Each tire manufacturer performs its own tests in these areas, following government prescribed test procedures. Each manufacturer then assigns grades that are branded on the tire. This is known as the Uniform Tire Quality Grade Labeling (UTQGL).
Treadwear grades typically range from 60 to over 500, in twenty point increments. It’s important to remember that the actual life of any tire is determined by the road surface quality, driving habits, inflation, wheel alignment and the rotation it experiences. To receive a treadwear grade, a tire is tested under controlled conditions on a government prescribed test course which does not necessarily simulate the actual application for which a given tire is designed to perform. As a result of these test parameters, there is no reliable way to assign miles of wear to treadwear grade points.
Treadwear ratings are determined on a 400 mile government test course covering specified sections of public roads near San Angelo, Texas. A group of not more than four test vehicles travels the course in a convoy so that all tires experience the same conditions. Tread groove depths of the tires being tested are measured after each 800 miles. The same procedure is followed for a set of control or “course monitoring tires.” Upon completion of the 7,200 mile test, the rating results of both tests are compared, and the tires being tested are assigned a treadwear rating by the tire manufacturer.
The best way to use treadwear ratings when buying tires is to compare one rating to another. For instance, a tire with a treadwear grade of 400 might be expected to last twice as long as a tire that has a grade of 200.

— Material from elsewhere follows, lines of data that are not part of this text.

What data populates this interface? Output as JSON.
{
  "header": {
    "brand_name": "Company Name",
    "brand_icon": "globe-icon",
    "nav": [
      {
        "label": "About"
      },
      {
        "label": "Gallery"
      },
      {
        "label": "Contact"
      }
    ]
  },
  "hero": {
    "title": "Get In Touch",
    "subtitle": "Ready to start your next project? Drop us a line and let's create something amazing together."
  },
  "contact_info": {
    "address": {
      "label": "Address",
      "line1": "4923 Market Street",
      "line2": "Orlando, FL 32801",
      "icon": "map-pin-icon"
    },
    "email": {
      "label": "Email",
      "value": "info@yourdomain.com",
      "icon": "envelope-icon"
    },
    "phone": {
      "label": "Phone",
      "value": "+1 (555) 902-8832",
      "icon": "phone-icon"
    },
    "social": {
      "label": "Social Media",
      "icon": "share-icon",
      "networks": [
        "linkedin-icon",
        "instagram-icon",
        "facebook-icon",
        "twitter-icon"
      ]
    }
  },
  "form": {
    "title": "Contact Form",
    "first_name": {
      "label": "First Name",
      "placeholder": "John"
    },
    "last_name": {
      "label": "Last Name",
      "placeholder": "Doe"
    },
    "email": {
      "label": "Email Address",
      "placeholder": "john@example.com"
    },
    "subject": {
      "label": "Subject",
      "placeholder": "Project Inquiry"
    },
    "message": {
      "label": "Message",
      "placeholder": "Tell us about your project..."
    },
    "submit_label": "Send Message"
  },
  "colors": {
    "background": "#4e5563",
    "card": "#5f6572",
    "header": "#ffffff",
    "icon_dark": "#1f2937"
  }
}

Traction grades indicate the measurement of a tire’s ability to stop a car in straight-ahead motion on a wet test surface pavement. It does not measure straight-ahead acceleration. It’s important to remember that traction rating tests are performed only for straight ahead sliding on concrete and asphalt surfaces that have a specified degree of wetting which simulates most road surfaces in a rainstorm. The ratings that result from these tests may not apply to cornering traction or peak values of straight-ahead braking force like those experienced in non-skid braking tests. Traction grades range from A to C, with A being the highest attainable grade.
Traction ratings are established on government maintained skid pads. Twenty measurements are taken with an industry standard control tire on an asphalt surface and averaged. The same number of measurements are made on a concrete surface. Corresponding measurements are then made on the tires being tested. Once the results of the tests are compared, traction ratings based on government prescribed coefficient levels are assigned to the tires that were tested.
Temperature grades also range from A to C, with A being the highest. Temperature grades represent a properly maintained tire’s ability to dissipate heat under controlled indoor test wheel conditions.
Temperature ratings are determined by running tires on an indoor road wheel test under specified conditions. Successive 30-minute runs are made in 5 mph increments starting at 75 mph and continuing until the tire fails. A tire is graded “C” if it meets the minimum performance required by DOT. Grades of “B” and “A” represent higher levels of performance than the minimum required by DOT.
Only specially trained persons should mount tires. Improper tire mounting and inflation procedures may cause tire beads to break with explosive force during installation of the tire on the rim causing serious personal injury, death and property damage. Follow the Rubber Manufacturer’s Association (RMA) installation and safety procedures for mounting and inflating tires. Tire and rim diameter must match in size. Do not take another person’s word for it; check the tire size and the wheel size for proper match. Never inflate tires to fit a wheel mounted by someone else without first checking both wheel and tire size. Clean the rim. Lubricate the rim and beads. If the tire does not seat on the rim at 40 psi, disassemble, recheck sizes, and lubricate before airing up again. Use remote control inflation equipment and inflation cage or some other approved restraining device.